- Your assignment:
Give the listing again, word for word.
Data for this task Start Marker
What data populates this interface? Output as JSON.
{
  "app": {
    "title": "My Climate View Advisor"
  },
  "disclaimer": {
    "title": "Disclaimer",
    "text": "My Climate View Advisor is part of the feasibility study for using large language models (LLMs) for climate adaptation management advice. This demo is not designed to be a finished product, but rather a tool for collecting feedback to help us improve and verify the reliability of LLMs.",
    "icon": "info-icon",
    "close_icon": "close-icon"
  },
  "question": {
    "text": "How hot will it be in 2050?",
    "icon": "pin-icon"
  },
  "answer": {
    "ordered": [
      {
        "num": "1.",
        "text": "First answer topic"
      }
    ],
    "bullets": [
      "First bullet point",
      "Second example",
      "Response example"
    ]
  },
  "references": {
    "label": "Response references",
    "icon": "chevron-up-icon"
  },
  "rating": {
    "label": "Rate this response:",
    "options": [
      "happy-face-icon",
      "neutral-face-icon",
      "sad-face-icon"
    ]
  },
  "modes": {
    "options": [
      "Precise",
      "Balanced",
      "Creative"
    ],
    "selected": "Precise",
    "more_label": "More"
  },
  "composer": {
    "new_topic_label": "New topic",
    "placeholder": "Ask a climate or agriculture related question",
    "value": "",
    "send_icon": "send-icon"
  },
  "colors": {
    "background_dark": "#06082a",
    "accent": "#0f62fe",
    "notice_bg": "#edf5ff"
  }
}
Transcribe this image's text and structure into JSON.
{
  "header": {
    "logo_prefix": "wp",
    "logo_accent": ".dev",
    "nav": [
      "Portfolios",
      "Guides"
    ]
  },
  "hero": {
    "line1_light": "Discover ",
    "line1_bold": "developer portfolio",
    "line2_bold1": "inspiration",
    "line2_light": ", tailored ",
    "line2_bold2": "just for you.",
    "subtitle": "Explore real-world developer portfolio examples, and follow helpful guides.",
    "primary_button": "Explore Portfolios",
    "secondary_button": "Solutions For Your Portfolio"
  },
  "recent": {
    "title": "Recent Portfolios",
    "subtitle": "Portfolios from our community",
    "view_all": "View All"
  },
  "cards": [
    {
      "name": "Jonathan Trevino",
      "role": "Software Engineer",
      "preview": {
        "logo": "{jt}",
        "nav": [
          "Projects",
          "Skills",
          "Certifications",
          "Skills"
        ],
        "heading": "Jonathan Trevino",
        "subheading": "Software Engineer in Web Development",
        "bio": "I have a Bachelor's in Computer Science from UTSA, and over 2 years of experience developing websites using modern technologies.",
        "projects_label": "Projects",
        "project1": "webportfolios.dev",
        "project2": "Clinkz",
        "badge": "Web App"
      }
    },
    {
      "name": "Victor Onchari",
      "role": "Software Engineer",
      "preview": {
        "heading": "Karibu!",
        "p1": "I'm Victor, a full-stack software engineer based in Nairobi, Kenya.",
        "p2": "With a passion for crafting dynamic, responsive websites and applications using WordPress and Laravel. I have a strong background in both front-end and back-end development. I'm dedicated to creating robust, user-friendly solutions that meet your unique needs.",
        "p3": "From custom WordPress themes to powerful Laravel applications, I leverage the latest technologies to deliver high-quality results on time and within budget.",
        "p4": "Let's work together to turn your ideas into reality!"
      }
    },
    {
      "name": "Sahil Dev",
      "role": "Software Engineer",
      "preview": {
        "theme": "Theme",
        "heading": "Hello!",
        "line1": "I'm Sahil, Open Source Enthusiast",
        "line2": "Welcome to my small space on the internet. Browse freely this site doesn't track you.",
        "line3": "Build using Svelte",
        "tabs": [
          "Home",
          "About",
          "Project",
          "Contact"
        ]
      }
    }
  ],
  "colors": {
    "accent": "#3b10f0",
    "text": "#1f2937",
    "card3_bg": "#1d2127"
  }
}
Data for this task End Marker
- Solution to this task:
What data populates this interface? Output as JSON.
{
  "app": {
    "title": "My Climate View Advisor"
  },
  "disclaimer": {
    "title": "Disclaimer",
    "text": "My Climate View Advisor is part of the feasibility study for using large language models (LLMs) for climate adaptation management advice. This demo is not designed to be a finished product, but rather a tool for collecting feedback to help us improve and verify the reliability of LLMs.",
    "icon": "info-icon",
    "close_icon": "close-icon"
  },
  "question": {
    "text": "How hot will it be in 2050?",
    "icon": "pin-icon"
  },
  "answer": {
    "ordered": [
      {
        "num": "1.",
        "text": "First answer topic"
      }
    ],
    "bullets": [
      "First bullet point",
      "Second example",
      "Response example"
    ]
  },
  "references": {
    "label": "Response references",
    "icon": "chevron-up-icon"
  },
  "rating": {
    "label": "Rate this response:",
    "options": [
      "happy-face-icon",
      "neutral-face-icon",
      "sad-face-icon"
    ]
  },
  "modes": {
    "options": [
      "Precise",
      "Balanced",
      "Creative"
    ],
    "selected": "Precise",
    "more_label": "More"
  },
  "composer": {
    "new_topic_label": "New topic",
    "placeholder": "Ask a climate or agriculture related question",
    "value": "",
    "send_icon": "send-icon"
  },
  "colors": {
    "background_dark": "#06082a",
    "accent": "#0f62fe",
    "notice_bg": "#edf5ff"
  }
}
Transcribe this image's text and structure into JSON.
{
  "header": {
    "logo_prefix": "wp",
    "logo_accent": ".dev",
    "nav": [
      "Portfolios",
      "Guides"
    ]
  },
  "hero": {
    "line1_light": "Discover ",
    "line1_bold": "developer portfolio",
    "line2_bold1": "inspiration",
    "line2_light": ", tailored ",
    "line2_bold2": "just for you.",
    "subtitle": "Explore real-world developer portfolio examples, and follow helpful guides.",
    "primary_button": "Explore Portfolios",
    "secondary_button": "Solutions For Your Portfolio"
  },
  "recent": {
    "title": "Recent Portfolios",
    "subtitle": "Portfolios from our community",
    "view_all": "View All"
  },
  "cards": [
    {
      "name": "Jonathan Trevino",
      "role": "Software Engineer",
      "preview": {
        "logo": "{jt}",
        "nav": [
          "Projects",
          "Skills",
          "Certifications",
          "Skills"
        ],
        "heading": "Jonathan Trevino",
        "subheading": "Software Engineer in Web Development",
        "bio": "I have a Bachelor's in Computer Science from UTSA, and over 2 years of experience developing websites using modern technologies.",
        "projects_label": "Projects",
        "project1": "webportfolios.dev",
        "project2": "Clinkz",
        "badge": "Web App"
      }
    },
    {
      "name": "Victor Onchari",
      "role": "Software Engineer",
      "preview": {
        "heading": "Karibu!",
        "p1": "I'm Victor, a full-stack software engineer based in Nairobi, Kenya.",
        "p2": "With a passion for crafting dynamic, responsive websites and applications using WordPress and Laravel. I have a strong background in both front-end and back-end development. I'm dedicated to creating robust, user-friendly solutions that meet your unique needs.",
        "p3": "From custom WordPress themes to powerful Laravel applications, I leverage the latest technologies to deliver high-quality results on time and within budget.",
        "p4": "Let's work together to turn your ideas into reality!"
      }
    },
    {
      "name": "Sahil Dev",
      "role": "Software Engineer",
      "preview": {
        "theme": "Theme",
        "heading": "Hello!",
        "line1": "I'm Sahil, Open Source Enthusiast",
        "line2": "Welcome to my small space on the internet. Browse freely this site doesn't track you.",
        "line3": "Build using Svelte",
        "tabs": [
          "Home",
          "About",
          "Project",
          "Contact"
        ]
      }
    }
  ],
  "colors": {
    "accent": "#3b10f0",
    "text": "#1f2937",
    "card3_bg": "#1d2127"
  }
}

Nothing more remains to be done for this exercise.